Ag Dawgs Take FPL Foods~Post-Trip

Having not grown up around agriculture, I can definitely say that this trip has given me a new perspective on agriculture, especially that of Georgia. The diversity that exists in Georgia’s agriculture is simply stunning. Our state features everything from extensive row crops to the south to beautiful orchards and vineyards in the mountains to the north, while also leading the country in the poultry industry. This trip provided a small taste of various sects of our state’s agriculture industry. In the same way that my view of agriculture has changed because of this trip, it has also changed my career plans. Going into this trip, I had this “perfect” plan for my life. However, this trip has exposed me to so many different appealing sides of the agriculture industry; I now can honestly say that I have no idea where I want to go in terms of my career. This may sound like a negative aspect of the trip, but I truly look at this as a positive outcome. I now know of many more different careers that I can get involved with that I would probably never have known about without this trip. Because of this trip, I am opening up myself to and looking into many other opportunities that agriculture could provide for me in the future.

One of my favorite stops was FPL Foods. This beef processing plant was unlike anything I have ever seen before. When we arrived at the plant, the smell was… interesting to say the least. I was fortunate enough to be in the group that had the extensive tour through the facility. Our tour went backwards in terms of the direction that the meat and carcasses were traveling through the plant. At the start of the tour we immediately put on lab coats, rubber boats, and were required to wash our arms/hands and then rinse down our boots. This was so interesting to see because it completely invalidates the common misconceptions that uneducated people have about industrialized agriculture and sanitation. Whenever we changed rooms or went into a new area, special measures were taken to ensure that the processing was not effected. We were able to see the “deboning room” where the meat was separated from the bone and packaged. We then saw the cooler where meat carcasses are held when the USDA has determined them to be suspect for possible problems. This is yet another example of the specific measures that the industry itself and the USDA perform in order to ensure that our meat is safe and clean to eat. After traveling through the cooler, we moved back along the processing line and into the rendering/primary processing side of the plant. Here we saw the carcasses cut in half and the non-meat parts separated from the carcasses for packaging. One of the interesting parts of this area was that we were able to see how almost every single part of the cow is used to provide something for us. The tour guide described how everything from the lips and cheek meat to the testicles are packaged and sent somewhere else to provide humans with a product. This is another example of how the beef industry defies public misconceptions. The public has this idea that industrialized meat production somehow creates a ton of wastes, while, in fact, the industry makes every possible effort to not have any wastes by finding a use for every part of the animal. The last part of the tour was probably the most interesting. Our tour guide took us in pairs to the knockout room on the kill floor. Here, we saw the cows terminated by a bolt gun and then bled out. It was quite graphic but I feel like it was something worth seeing. It was also interesting to find out that the plant collects the blood from the cow and dehydrates it to be used in vitamin supplements. This just further proved that the company was taking every measure to make use of the entire animal. I can definitely say that seeing this process was eye opening even if it, at times, made me a bit queasy. As someone who consumes a large amount of meat, I think that it helps me appreciate the people who help make cows into the meat that I consume on a day-to-day basis. Though I know that the meat industry is not where I want to spend my career, I’m extremely glad that we made this stop and that I was able to see this enlightening process take place.

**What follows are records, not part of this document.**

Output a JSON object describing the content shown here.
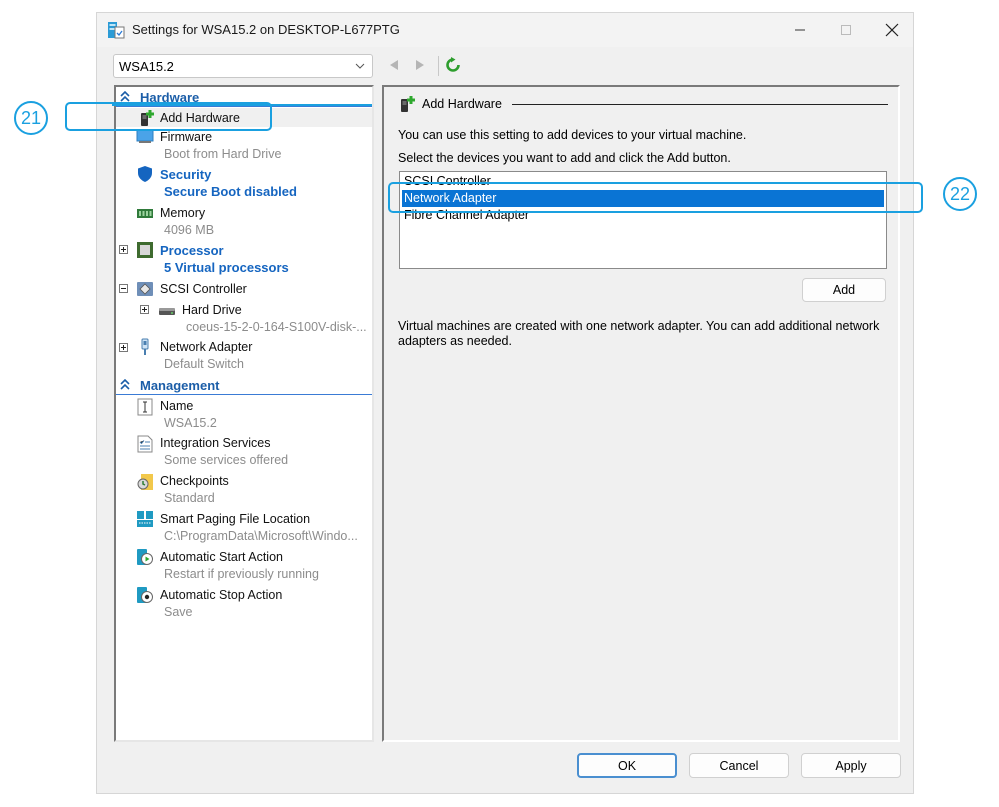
{
  "window": {
    "title": "Settings for WSA15.2 on DESKTOP-L677PTG",
    "controls": {
      "minimize": "minimize",
      "maximize": "maximize",
      "close": "close"
    }
  },
  "toolbar": {
    "vm_selector_value": "WSA15.2"
  },
  "sidebar": {
    "hardware_header": "Hardware",
    "management_header": "Management",
    "hardware_items": [
      {
        "label": "Add Hardware",
        "sub": "",
        "icon": "add-hardware-icon",
        "selected": true
      },
      {
        "label": "Firmware",
        "sub": "Boot from Hard Drive",
        "icon": "firmware-icon"
      },
      {
        "label": "Security",
        "sub": "Secure Boot disabled",
        "icon": "shield-icon",
        "emphasis": true
      },
      {
        "label": "Memory",
        "sub": "4096 MB",
        "icon": "memory-icon"
      },
      {
        "label": "Processor",
        "sub": "5 Virtual processors",
        "icon": "processor-icon",
        "emphasis": true,
        "expander": "plus"
      },
      {
        "label": "SCSI Controller",
        "sub": "",
        "icon": "scsi-controller-icon",
        "expander": "minus"
      },
      {
        "label": "Hard Drive",
        "sub": "coeus-15-2-0-164-S100V-disk-...",
        "icon": "hard-drive-icon",
        "expander": "plus"
      },
      {
        "label": "Network Adapter",
        "sub": "Default Switch",
        "icon": "network-adapter-icon",
        "expander": "plus"
      }
    ],
    "management_items": [
      {
        "label": "Name",
        "sub": "WSA15.2",
        "icon": "name-icon"
      },
      {
        "label": "Integration Services",
        "sub": "Some services offered",
        "icon": "integration-services-icon"
      },
      {
        "label": "Checkpoints",
        "sub": "Standard",
        "icon": "checkpoints-icon"
      },
      {
        "label": "Smart Paging File Location",
        "sub": "C:\\ProgramData\\Microsoft\\Windo...",
        "icon": "smart-paging-icon"
      },
      {
        "label": "Automatic Start Action",
        "sub": "Restart if previously running",
        "icon": "auto-start-icon"
      },
      {
        "label": "Automatic Stop Action",
        "sub": "Save",
        "icon": "auto-stop-icon"
      }
    ]
  },
  "main": {
    "group_title": "Add Hardware",
    "description_1": "You can use this setting to add devices to your virtual machine.",
    "description_2": "Select the devices you want to add and click the Add button.",
    "devices": [
      {
        "label": "SCSI Controller",
        "selected": false
      },
      {
        "label": "Network Adapter",
        "selected": true
      },
      {
        "label": "Fibre Channel Adapter",
        "selected": false
      }
    ],
    "add_button": "Add",
    "note": "Virtual machines are created with one network adapter. You can add additional network adapters as needed."
  },
  "footer": {
    "ok": "OK",
    "cancel": "Cancel",
    "apply": "Apply"
  },
  "callouts": [
    {
      "number": "21",
      "target": "Add Hardware"
    },
    {
      "number": "22",
      "target": "Network Adapter"
    }
  ],
  "colors": {
    "accent": "#1565c0",
    "selection": "#0a74d4",
    "callout": "#1aa0e0",
    "refresh": "#2e9e2e"
  }
}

FPL Foods was only one example of the many, many different areas of agriculture that this Ag tour changed my perspective on. Along this trip I made numerous contacts with industry professionals and people in the College of Agriculture as well as what I hope will be life long friends in the future. For these reasons, I highly encourage anyone who considers it to make this small investment and go on this trip. It was very beneficial for me and I know it will be for all future AgDawgs who choose to participate.

~Grant Dawson